• Exercise materials:
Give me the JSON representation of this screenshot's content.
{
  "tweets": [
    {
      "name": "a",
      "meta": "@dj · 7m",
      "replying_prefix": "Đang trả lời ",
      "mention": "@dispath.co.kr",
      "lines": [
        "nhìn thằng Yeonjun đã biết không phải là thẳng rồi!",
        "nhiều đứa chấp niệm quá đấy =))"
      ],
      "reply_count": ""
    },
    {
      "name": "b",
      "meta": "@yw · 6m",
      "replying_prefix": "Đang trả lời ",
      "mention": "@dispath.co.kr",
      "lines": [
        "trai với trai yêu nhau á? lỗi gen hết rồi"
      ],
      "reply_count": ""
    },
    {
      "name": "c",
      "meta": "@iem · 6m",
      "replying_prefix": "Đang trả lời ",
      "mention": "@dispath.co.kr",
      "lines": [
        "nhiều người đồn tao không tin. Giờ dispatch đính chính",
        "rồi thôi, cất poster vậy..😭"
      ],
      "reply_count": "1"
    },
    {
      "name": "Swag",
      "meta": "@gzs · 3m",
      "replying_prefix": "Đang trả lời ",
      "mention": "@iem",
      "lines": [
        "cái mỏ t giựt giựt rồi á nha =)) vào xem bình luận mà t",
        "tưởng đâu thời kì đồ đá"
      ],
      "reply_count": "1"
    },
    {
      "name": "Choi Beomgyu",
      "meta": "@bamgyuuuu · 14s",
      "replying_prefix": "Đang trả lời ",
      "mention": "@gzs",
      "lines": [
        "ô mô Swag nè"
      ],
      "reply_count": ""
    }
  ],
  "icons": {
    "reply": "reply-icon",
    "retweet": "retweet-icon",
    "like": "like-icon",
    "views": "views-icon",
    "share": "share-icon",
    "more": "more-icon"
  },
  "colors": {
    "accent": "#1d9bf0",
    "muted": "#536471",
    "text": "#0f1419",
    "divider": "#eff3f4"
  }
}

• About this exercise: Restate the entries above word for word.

• Response to this exercise:
Give me the JSON representation of this screenshot's content.
{
  "tweets": [
    {
      "name": "a",
      "meta": "@dj · 7m",
      "replying_prefix": "Đang trả lời ",
      "mention": "@dispath.co.kr",
      "lines": [
        "nhìn thằng Yeonjun đã biết không phải là thẳng rồi!",
        "nhiều đứa chấp niệm quá đấy =))"
      ],
      "reply_count": ""
    },
    {
      "name": "b",
      "meta": "@yw · 6m",
      "replying_prefix": "Đang trả lời ",
      "mention": "@dispath.co.kr",
      "lines": [
        "trai với trai yêu nhau á? lỗi gen hết rồi"
      ],
      "reply_count": ""
    },
    {
      "name": "c",
      "meta": "@iem · 6m",
      "replying_prefix": "Đang trả lời ",
      "mention": "@dispath.co.kr",
      "lines": [
        "nhiều người đồn tao không tin. Giờ dispatch đính chính",
        "rồi thôi, cất poster vậy..😭"
      ],
      "reply_count": "1"
    },
    {
      "name": "Swag",
      "meta": "@gzs · 3m",
      "replying_prefix": "Đang trả lời ",
      "mention": "@iem",
      "lines": [
        "cái mỏ t giựt giựt rồi á nha =)) vào xem bình luận mà t",
        "tưởng đâu thời kì đồ đá"
      ],
      "reply_count": "1"
    },
    {
      "name": "Choi Beomgyu",
      "meta": "@bamgyuuuu · 14s",
      "replying_prefix": "Đang trả lời ",
      "mention": "@gzs",
      "lines": [
        "ô mô Swag nè"
      ],
      "reply_count": ""
    }
  ],
  "icons": {
    "reply": "reply-icon",
    "retweet": "retweet-icon",
    "like": "like-icon",
    "views": "views-icon",
    "share": "share-icon",
    "more": "more-icon"
  },
  "colors": {
    "accent": "#1d9bf0",
    "muted": "#536471",
    "text": "#0f1419",
    "divider": "#eff3f4"
  }
}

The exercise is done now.